f'(x)=-sin2x(2) f'(x)=-2sin2x First do the derivative of cos u, which is -sin u. Then because of the chain rule, you have to take the derivative of what's inside and the derivative of 2x is 2.

y=1/sinxy'=(sinx*d/dx(1)-1*d/dx(sinx))/(sin2x)y'=(sinx*0-1(cosx))/(sin2x)y'=(-cosx)/(sin2x)y'=-(cosx/sinx)*(1/sinx)y'=-cotx*cscx

sin2X = sin2X What is it about ' equation ' you do you not understand. Of course they are equal!

-4

(1 - tan2x)/(1 + tan2x) = (1 - sin2x/cos2x)/(1 + sin2x/cos2x) = (cos2x - sin2x)/(cos2x + sin2x) = (cos2x - sin2x)/1 = (cos2x - sin2x) = cos(2x)

Sin2x = radical 2

The derivative of 5x is 5.

You can take out any constant from a derivative.
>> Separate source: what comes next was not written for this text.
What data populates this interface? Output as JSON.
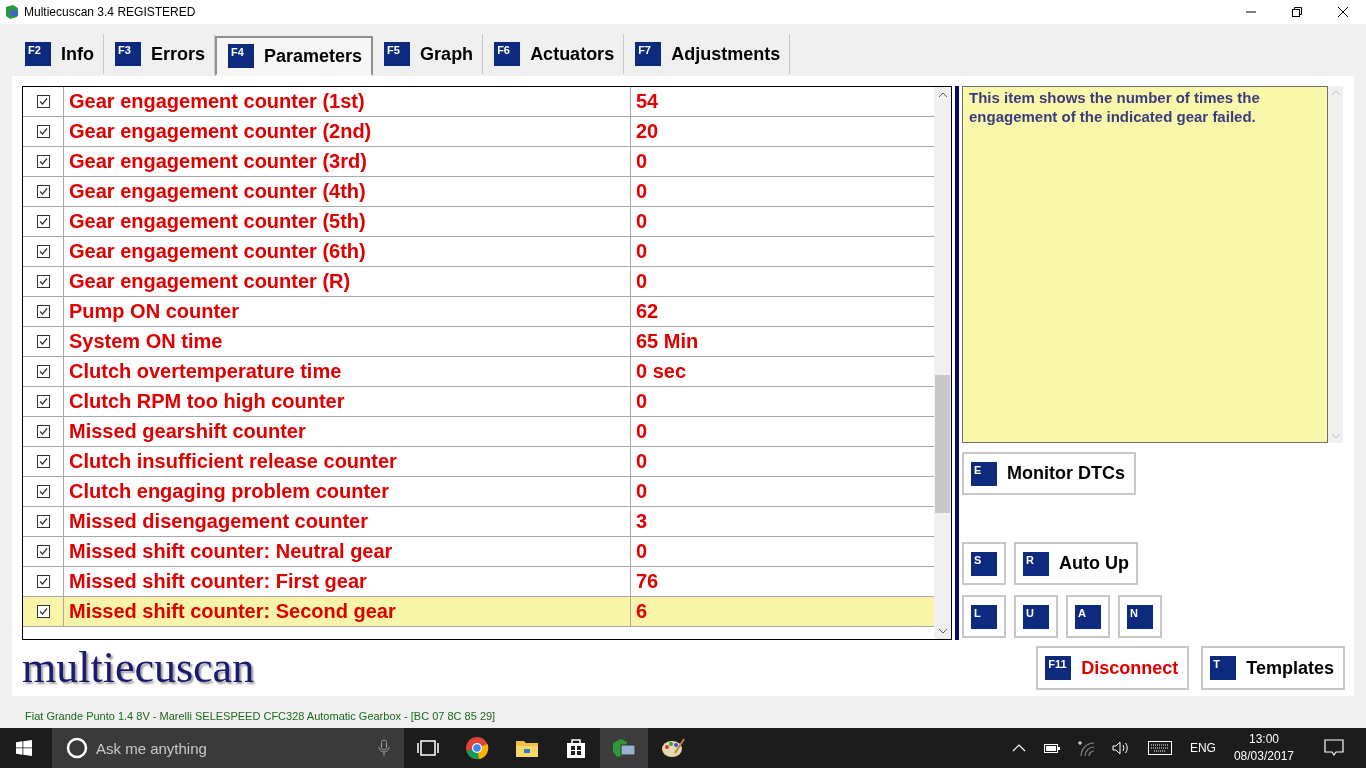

In other words, this is the same as 5 times the derivative of sec x.

sin2x because sin2x + cos2x = 1

1

The proof of this trig identity relies on the pythagorean trig identity, the most famous trig identity of all time: sin2x + cos2x = 1, or 1 - cos2x = sin2x. 1 + cot2x = csc2x 1 = csc2x - cot2x 1 = 1/sin2x - cos2x/sin2x 1 = (1 - cos2x)/sin2x ...using the pythagorean trig identity... 1 = sin2x/sin2x 1 = 1 So this is less of a proof and more of a verification.